→ **Given data**
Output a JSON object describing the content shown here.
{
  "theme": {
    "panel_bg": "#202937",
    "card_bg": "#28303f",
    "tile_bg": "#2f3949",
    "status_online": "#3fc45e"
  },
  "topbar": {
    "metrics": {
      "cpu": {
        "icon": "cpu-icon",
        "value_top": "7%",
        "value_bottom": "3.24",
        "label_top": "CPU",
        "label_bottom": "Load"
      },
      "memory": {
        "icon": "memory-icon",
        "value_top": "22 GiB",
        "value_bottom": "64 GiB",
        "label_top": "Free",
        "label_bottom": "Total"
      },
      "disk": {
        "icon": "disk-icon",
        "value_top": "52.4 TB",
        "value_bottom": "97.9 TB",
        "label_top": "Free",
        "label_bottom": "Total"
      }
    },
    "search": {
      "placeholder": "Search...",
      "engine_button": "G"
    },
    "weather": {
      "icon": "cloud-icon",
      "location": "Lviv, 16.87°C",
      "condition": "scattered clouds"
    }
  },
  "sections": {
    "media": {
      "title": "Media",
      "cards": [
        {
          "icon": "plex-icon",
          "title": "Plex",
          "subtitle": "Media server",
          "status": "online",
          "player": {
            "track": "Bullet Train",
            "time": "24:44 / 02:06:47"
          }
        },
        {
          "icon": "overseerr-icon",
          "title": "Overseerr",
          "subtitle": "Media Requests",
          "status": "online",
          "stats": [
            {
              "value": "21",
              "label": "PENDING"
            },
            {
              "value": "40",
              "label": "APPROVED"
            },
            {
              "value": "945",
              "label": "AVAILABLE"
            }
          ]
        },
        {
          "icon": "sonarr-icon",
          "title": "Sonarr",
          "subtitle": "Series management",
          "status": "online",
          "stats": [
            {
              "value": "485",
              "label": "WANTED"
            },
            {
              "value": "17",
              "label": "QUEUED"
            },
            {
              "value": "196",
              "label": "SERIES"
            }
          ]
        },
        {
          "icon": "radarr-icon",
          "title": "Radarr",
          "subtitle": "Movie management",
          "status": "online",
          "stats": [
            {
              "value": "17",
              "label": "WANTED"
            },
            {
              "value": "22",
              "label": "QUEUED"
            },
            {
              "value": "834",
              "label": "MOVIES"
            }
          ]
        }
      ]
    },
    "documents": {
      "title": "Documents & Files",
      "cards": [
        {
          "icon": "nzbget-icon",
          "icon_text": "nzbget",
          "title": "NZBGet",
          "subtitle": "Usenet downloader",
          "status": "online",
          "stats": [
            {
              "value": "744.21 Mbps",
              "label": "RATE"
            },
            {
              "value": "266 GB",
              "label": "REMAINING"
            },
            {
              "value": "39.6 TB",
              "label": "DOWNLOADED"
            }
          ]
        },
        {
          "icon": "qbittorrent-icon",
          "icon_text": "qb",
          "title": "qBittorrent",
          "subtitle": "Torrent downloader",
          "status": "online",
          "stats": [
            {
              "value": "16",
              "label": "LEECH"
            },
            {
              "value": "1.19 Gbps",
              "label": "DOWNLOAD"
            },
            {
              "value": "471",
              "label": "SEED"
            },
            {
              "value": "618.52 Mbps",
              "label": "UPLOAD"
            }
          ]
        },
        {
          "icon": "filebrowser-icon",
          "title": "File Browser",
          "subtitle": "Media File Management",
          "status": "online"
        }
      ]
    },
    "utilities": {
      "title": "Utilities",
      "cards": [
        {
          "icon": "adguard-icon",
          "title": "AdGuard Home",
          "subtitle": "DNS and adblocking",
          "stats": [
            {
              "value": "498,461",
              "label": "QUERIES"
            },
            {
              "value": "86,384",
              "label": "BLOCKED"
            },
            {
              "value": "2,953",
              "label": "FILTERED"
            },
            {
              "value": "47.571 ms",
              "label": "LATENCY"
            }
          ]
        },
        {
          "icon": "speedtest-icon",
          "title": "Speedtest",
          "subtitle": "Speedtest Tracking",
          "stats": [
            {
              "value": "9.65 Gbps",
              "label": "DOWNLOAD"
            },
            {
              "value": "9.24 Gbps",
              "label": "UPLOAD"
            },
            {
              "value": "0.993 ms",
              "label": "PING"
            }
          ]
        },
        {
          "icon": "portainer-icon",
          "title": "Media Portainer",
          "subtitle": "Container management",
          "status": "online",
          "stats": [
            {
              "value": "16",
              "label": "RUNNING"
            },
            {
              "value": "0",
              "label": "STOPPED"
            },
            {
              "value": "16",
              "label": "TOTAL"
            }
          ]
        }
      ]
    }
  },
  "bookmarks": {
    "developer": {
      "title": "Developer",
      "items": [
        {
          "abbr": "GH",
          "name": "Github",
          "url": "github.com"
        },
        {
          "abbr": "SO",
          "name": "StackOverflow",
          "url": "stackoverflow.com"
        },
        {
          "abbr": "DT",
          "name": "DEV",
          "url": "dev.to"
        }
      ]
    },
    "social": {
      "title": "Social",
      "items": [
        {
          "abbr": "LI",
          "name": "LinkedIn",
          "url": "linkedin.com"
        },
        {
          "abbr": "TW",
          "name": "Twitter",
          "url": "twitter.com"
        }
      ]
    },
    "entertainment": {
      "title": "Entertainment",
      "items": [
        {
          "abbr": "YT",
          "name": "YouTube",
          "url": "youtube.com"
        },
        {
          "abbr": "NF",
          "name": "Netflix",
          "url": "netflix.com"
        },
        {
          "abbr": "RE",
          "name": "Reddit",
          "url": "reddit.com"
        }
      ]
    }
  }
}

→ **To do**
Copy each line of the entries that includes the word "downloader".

→ **Written response**
          "subtitle": "Usenet downloader",
          "subtitle": "Torrent downloader",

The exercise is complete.